[[ Material provided, beginning ]]

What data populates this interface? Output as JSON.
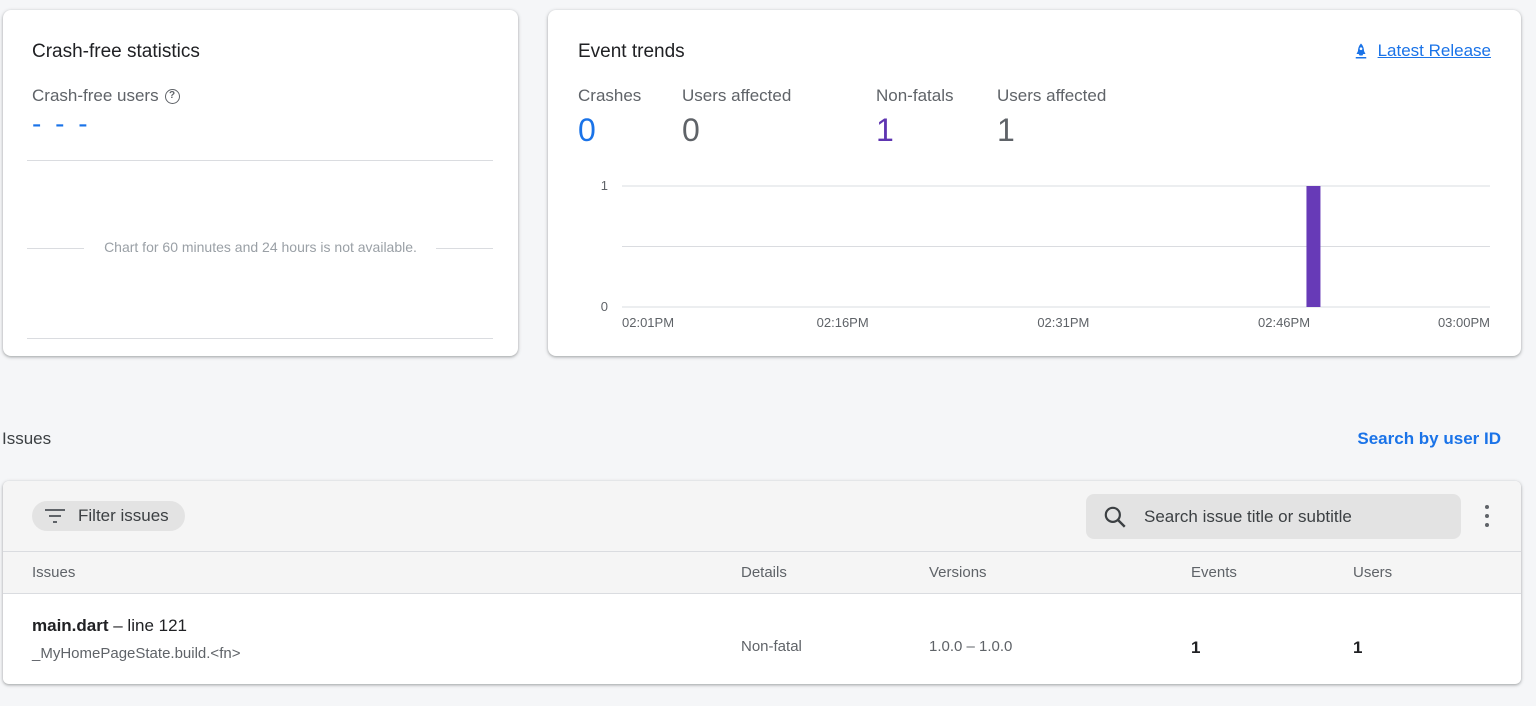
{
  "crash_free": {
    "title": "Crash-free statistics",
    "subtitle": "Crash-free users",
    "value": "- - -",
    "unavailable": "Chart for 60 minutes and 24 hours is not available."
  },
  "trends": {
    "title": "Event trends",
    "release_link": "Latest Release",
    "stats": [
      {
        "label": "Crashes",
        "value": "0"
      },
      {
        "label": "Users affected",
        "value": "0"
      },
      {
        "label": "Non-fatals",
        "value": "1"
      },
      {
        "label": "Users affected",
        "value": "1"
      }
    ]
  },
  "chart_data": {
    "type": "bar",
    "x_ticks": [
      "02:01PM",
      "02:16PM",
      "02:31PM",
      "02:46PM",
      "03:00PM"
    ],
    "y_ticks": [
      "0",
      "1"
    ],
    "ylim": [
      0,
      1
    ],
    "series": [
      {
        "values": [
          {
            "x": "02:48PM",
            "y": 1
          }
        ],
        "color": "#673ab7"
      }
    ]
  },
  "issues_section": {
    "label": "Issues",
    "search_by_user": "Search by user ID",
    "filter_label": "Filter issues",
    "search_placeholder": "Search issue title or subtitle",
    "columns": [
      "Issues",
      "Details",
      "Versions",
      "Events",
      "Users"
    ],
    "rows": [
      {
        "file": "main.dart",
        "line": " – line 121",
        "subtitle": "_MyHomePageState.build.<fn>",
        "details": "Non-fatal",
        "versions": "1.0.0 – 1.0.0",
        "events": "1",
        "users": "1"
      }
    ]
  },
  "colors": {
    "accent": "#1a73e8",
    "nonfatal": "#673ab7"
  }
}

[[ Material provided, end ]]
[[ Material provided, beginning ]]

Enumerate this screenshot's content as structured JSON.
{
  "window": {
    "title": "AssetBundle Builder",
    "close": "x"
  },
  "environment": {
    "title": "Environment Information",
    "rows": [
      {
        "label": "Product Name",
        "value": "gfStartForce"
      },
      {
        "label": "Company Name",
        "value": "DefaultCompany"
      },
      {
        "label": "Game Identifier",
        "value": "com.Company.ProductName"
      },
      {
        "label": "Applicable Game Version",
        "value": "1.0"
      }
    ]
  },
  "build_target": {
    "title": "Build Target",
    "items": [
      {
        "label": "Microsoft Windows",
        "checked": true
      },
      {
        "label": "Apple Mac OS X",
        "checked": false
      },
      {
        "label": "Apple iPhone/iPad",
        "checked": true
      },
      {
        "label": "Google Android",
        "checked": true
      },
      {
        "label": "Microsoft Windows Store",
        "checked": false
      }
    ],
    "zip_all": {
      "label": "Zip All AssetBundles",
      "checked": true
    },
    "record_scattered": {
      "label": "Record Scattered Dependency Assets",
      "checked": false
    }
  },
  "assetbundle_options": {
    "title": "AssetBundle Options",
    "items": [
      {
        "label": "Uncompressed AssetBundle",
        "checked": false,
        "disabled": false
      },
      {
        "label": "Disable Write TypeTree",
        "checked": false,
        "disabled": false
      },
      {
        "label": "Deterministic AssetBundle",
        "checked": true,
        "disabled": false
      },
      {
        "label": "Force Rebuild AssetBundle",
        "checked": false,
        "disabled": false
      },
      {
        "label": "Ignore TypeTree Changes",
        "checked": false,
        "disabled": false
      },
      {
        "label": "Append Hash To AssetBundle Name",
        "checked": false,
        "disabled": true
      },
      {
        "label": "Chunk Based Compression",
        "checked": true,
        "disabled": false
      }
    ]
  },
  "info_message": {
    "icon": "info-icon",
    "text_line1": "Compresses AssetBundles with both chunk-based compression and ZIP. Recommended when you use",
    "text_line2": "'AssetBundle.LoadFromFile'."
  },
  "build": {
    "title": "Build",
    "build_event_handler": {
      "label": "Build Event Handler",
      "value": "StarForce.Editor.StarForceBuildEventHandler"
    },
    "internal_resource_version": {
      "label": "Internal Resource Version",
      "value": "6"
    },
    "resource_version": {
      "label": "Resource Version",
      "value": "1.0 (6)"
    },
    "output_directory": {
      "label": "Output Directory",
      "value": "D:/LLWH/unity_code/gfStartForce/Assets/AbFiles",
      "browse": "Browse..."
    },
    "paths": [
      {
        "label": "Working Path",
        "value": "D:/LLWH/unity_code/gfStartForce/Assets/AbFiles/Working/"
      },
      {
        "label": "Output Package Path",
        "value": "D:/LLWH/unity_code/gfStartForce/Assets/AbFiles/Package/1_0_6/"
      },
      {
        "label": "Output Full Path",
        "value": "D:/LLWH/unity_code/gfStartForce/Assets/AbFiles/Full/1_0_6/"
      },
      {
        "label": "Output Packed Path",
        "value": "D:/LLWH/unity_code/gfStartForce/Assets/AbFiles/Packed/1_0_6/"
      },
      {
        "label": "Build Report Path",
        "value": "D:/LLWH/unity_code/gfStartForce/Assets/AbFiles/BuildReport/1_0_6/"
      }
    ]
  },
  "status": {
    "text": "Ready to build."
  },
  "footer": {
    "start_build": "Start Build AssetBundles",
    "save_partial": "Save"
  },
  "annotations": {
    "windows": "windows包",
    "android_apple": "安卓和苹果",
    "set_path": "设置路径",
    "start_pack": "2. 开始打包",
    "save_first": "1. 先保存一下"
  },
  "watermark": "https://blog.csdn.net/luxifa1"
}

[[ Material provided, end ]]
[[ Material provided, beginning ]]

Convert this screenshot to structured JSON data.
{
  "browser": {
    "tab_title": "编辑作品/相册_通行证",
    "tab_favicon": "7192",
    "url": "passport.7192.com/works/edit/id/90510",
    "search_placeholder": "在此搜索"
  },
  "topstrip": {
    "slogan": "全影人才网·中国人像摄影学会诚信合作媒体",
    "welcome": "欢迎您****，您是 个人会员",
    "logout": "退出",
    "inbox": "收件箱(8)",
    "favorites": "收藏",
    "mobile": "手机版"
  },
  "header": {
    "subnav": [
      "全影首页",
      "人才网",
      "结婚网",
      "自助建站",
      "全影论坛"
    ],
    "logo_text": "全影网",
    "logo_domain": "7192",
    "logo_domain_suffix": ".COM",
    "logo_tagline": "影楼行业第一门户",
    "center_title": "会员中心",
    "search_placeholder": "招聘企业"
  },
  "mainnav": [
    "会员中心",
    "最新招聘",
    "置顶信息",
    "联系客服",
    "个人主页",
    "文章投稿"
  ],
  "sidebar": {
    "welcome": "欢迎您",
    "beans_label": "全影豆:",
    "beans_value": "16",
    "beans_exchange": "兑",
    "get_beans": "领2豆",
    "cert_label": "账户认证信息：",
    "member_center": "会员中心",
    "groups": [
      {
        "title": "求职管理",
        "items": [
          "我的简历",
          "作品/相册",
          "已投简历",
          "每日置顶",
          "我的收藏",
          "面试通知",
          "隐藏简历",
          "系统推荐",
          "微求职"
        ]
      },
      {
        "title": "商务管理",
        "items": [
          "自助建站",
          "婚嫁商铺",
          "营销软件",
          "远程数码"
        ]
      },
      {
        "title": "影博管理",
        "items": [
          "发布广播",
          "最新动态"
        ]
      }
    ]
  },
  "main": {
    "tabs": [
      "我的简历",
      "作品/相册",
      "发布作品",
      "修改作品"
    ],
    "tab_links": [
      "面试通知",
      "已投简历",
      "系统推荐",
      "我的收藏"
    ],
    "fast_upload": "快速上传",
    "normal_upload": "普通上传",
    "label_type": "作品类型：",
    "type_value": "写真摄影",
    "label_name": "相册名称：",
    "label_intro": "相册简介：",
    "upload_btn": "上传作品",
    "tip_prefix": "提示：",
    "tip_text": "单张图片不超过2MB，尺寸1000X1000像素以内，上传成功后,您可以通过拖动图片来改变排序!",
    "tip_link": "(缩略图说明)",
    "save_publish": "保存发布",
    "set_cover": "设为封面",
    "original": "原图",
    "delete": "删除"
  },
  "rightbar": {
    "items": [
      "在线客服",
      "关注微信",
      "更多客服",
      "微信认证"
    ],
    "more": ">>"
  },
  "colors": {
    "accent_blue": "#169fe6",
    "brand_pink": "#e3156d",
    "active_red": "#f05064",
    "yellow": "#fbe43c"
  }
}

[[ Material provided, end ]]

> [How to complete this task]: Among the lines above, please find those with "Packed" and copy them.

> [Written answer]:
        "label": "Output Packed Path",
        "value": "D:/LLWH/unity_code/gfStartForce/Assets/AbFiles/Packed/1_0_6/"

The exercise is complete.